=== WHAT TO DO ===
Will you output all of the data below exactly, omitting the images?

── DATA SHOWN ──

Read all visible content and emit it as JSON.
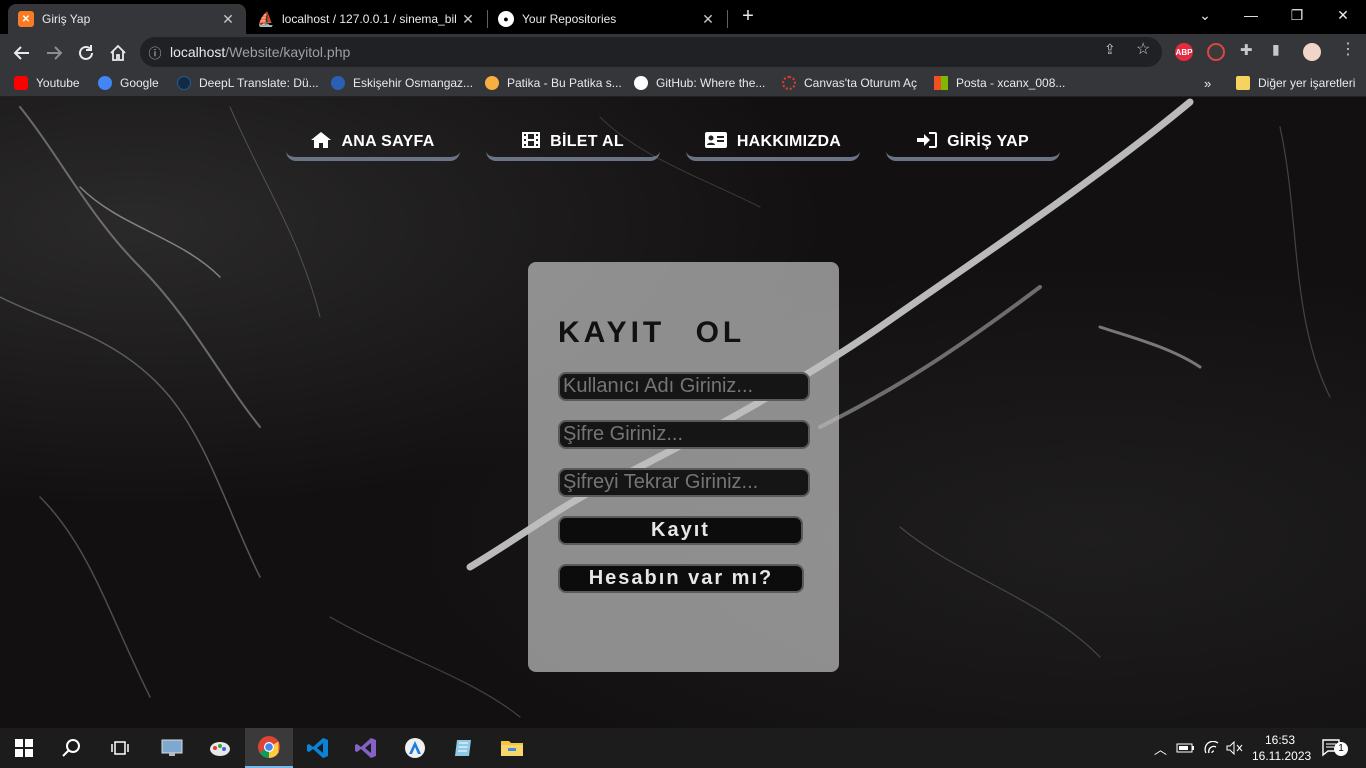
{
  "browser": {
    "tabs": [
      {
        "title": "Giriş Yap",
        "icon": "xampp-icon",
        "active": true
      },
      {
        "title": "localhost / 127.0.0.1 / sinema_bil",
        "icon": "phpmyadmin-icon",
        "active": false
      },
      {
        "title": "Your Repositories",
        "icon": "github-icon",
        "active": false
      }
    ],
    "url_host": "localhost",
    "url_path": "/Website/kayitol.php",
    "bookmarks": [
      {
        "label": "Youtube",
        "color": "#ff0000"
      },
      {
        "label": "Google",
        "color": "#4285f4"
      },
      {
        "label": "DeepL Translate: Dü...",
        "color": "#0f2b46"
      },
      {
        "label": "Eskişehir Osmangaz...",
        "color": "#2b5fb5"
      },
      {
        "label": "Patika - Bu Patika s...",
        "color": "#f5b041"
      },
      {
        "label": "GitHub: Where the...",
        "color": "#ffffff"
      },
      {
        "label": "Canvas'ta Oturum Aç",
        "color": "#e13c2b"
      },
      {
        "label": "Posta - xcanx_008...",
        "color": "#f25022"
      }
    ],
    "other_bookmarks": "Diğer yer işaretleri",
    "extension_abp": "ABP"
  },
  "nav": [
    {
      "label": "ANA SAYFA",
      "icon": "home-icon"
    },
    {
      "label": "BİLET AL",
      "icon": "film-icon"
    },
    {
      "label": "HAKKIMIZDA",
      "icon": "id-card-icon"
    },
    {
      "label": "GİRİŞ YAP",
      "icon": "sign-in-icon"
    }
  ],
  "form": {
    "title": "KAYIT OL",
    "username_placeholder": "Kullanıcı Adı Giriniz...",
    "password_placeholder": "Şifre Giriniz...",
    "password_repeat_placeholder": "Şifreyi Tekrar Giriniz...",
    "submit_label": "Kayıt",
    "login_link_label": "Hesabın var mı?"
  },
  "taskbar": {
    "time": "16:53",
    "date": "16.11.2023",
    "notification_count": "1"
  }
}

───

=== WRITTEN ANSWER ===
Read all visible content and emit it as JSON.
{
  "browser": {
    "tabs": [
      {
        "title": "Giriş Yap",
        "icon": "xampp-icon",
        "active": true
      },
      {
        "title": "localhost / 127.0.0.1 / sinema_bil",
        "icon": "phpmyadmin-icon",
        "active": false
      },
      {
        "title": "Your Repositories",
        "icon": "github-icon",
        "active": false
      }
    ],
    "url_host": "localhost",
    "url_path": "/Website/kayitol.php",
    "bookmarks": [
      {
        "label": "Youtube",
        "color": "#ff0000"
      },
      {
        "label": "Google",
        "color": "#4285f4"
      },
      {
        "label": "DeepL Translate: Dü...",
        "color": "#0f2b46"
      },
      {
        "label": "Eskişehir Osmangaz...",
        "color": "#2b5fb5"
      },
      {
        "label": "Patika - Bu Patika s...",
        "color": "#f5b041"
      },
      {
        "label": "GitHub: Where the...",
        "color": "#ffffff"
      },
      {
        "label": "Canvas'ta Oturum Aç",
        "color": "#e13c2b"
      },
      {
        "label": "Posta - xcanx_008...",
        "color": "#f25022"
      }
    ],
    "other_bookmarks": "Diğer yer işaretleri",
    "extension_abp": "ABP"
  },
  "nav": [
    {
      "label": "ANA SAYFA",
      "icon": "home-icon"
    },
    {
      "label": "BİLET AL",
      "icon": "film-icon"
    },
    {
      "label": "HAKKIMIZDA",
      "icon": "id-card-icon"
    },
    {
      "label": "GİRİŞ YAP",
      "icon": "sign-in-icon"
    }
  ],
  "form": {
    "title": "KAYIT OL",
    "username_placeholder": "Kullanıcı Adı Giriniz...",
    "password_placeholder": "Şifre Giriniz...",
    "password_repeat_placeholder": "Şifreyi Tekrar Giriniz...",
    "submit_label": "Kayıt",
    "login_link_label": "Hesabın var mı?"
  },
  "taskbar": {
    "time": "16:53",
    "date": "16.11.2023",
    "notification_count": "1"
  }
}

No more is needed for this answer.